:: YOUR OBJECTIVE ::
Write only how many lines in this data include "JSON".
+--
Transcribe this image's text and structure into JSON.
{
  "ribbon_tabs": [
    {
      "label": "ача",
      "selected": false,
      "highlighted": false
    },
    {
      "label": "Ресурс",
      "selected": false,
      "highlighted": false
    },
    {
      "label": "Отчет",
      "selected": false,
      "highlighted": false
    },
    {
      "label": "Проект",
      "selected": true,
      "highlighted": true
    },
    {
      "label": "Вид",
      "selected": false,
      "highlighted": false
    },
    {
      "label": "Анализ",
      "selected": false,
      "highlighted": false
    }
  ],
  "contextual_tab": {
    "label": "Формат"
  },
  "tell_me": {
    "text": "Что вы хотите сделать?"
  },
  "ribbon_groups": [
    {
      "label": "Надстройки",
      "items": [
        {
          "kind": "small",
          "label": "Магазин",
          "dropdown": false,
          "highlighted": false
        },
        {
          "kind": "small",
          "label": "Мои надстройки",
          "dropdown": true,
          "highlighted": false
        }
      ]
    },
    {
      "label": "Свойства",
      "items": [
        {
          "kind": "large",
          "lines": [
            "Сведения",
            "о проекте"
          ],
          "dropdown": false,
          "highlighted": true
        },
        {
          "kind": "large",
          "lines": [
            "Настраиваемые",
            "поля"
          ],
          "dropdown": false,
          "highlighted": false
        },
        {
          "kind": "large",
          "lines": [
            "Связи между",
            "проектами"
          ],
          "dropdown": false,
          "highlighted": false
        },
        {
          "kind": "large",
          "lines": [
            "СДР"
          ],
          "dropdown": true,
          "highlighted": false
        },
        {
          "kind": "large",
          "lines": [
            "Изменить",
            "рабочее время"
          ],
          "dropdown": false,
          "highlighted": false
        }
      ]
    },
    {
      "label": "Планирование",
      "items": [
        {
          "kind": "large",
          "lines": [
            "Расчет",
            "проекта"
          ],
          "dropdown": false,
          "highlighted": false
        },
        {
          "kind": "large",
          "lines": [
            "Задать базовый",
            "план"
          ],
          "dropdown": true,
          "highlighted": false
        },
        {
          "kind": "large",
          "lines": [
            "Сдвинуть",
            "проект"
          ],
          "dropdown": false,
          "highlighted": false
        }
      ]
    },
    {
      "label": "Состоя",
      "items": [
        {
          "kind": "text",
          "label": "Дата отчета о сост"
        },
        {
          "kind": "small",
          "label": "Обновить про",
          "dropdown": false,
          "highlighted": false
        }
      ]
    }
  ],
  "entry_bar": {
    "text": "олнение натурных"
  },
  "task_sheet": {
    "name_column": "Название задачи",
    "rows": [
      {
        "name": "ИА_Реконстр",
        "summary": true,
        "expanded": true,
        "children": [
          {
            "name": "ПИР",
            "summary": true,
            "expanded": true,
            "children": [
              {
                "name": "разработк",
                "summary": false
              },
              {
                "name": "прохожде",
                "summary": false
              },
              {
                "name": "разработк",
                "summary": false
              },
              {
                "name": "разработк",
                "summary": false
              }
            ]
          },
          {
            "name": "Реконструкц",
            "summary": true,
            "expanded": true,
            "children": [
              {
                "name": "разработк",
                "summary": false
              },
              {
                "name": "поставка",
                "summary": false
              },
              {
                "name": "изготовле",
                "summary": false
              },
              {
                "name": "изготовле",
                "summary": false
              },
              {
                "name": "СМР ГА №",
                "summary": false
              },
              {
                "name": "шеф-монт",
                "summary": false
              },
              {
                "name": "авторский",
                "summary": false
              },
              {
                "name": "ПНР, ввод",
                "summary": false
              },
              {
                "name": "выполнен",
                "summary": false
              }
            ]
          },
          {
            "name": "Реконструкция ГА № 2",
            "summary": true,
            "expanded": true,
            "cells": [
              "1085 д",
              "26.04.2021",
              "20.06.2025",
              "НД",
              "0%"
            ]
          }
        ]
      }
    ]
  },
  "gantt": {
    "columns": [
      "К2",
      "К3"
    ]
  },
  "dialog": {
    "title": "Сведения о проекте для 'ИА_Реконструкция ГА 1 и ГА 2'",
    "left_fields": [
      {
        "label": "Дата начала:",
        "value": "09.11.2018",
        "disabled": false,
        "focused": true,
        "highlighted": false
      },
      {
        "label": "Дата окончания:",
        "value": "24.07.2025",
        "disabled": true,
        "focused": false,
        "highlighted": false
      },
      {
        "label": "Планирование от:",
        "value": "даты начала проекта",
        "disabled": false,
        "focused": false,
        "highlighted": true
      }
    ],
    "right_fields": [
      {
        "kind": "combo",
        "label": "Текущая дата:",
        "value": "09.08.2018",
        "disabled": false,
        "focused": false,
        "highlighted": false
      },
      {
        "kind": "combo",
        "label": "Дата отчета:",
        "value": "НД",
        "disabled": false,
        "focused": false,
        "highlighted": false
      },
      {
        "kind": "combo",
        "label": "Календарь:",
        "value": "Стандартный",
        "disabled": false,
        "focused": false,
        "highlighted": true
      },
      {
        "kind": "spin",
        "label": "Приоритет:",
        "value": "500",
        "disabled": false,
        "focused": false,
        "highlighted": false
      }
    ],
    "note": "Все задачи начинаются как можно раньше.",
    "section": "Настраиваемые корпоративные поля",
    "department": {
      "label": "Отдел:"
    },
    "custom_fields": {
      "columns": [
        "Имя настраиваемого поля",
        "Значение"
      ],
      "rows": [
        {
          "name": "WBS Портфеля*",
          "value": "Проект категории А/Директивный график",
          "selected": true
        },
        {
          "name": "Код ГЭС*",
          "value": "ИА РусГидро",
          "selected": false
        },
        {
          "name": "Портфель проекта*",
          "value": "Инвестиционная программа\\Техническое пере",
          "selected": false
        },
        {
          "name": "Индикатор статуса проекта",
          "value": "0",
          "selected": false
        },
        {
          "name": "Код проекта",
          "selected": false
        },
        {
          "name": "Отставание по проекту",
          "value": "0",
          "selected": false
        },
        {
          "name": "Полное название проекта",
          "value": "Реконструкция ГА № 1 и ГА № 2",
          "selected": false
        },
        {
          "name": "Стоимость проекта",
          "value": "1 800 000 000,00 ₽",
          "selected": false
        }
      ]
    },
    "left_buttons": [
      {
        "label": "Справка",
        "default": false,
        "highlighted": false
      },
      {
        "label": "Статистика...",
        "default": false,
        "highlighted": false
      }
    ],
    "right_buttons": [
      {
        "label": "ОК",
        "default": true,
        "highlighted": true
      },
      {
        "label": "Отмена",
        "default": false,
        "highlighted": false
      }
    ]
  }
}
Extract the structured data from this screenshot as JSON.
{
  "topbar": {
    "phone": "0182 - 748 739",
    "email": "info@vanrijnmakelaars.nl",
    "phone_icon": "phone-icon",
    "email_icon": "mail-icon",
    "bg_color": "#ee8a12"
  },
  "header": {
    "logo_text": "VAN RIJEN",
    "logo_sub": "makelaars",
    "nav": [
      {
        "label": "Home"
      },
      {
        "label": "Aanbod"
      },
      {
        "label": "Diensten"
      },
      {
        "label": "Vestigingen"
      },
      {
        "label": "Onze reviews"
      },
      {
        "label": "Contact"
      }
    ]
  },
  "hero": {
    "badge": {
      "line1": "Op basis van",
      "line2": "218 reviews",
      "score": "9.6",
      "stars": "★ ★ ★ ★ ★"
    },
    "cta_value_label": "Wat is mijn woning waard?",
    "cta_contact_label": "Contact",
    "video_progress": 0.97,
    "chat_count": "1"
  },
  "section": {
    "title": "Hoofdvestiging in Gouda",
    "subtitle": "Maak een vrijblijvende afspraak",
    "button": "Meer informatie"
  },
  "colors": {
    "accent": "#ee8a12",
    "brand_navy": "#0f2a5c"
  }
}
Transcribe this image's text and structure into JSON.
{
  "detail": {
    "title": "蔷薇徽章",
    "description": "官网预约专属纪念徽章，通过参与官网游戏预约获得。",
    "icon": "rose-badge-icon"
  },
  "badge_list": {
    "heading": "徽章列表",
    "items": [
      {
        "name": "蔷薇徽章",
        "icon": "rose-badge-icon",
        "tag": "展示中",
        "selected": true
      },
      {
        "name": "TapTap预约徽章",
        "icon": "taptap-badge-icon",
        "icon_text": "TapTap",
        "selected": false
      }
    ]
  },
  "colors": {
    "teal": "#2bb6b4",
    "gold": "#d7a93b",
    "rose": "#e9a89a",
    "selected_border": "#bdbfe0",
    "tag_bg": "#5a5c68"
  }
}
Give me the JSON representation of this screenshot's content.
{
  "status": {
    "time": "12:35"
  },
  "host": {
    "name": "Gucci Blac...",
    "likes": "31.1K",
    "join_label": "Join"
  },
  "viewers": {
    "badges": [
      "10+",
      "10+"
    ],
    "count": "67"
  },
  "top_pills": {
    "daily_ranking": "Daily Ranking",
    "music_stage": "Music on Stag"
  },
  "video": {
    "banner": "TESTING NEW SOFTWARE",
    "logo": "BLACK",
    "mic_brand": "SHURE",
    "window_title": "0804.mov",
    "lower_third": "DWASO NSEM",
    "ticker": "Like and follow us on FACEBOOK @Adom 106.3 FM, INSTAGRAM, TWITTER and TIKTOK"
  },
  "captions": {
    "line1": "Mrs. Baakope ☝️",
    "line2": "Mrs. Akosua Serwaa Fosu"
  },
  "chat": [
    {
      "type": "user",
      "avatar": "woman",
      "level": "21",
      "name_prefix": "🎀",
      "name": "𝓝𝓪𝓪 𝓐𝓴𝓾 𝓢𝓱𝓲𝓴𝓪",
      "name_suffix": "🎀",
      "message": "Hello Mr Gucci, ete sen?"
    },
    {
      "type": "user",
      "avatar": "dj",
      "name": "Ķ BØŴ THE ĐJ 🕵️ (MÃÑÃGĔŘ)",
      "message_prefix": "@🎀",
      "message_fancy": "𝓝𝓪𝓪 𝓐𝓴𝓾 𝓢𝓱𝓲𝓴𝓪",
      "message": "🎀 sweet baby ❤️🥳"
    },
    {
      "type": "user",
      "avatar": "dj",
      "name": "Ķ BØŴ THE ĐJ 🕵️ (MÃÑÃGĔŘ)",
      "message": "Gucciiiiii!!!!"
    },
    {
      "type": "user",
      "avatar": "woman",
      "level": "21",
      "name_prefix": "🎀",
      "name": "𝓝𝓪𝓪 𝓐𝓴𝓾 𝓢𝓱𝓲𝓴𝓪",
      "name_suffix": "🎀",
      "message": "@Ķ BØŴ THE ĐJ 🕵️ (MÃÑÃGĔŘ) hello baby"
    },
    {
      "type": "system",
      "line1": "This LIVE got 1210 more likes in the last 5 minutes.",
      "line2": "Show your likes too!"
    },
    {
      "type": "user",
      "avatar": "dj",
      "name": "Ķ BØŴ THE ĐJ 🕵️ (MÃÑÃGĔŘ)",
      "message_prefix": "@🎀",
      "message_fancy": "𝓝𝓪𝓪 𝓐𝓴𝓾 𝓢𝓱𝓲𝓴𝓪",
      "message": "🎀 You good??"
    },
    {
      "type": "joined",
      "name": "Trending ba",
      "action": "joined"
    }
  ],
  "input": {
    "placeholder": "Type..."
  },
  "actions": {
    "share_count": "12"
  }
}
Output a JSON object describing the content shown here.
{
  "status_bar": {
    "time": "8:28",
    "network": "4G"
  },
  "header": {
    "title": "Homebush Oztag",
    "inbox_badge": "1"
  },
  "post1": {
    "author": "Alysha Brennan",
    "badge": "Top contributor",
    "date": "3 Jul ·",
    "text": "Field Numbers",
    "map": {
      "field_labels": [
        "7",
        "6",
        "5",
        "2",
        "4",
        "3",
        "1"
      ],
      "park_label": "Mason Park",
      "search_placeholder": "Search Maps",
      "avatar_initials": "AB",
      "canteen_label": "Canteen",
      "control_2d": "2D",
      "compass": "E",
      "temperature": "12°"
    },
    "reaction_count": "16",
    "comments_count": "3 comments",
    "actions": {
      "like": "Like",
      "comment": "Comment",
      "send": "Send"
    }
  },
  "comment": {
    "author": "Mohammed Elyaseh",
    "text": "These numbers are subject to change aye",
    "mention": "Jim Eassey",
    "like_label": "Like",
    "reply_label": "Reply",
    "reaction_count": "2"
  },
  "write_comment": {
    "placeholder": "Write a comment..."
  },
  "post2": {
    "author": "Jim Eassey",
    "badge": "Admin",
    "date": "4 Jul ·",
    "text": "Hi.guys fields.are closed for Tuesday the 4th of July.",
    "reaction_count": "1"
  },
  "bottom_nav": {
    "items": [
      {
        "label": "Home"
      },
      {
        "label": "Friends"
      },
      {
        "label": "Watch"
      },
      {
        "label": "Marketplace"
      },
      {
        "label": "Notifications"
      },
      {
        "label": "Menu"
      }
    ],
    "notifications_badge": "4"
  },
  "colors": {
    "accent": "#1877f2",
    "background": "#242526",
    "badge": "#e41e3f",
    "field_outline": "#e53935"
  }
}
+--
:: RESULT ::
5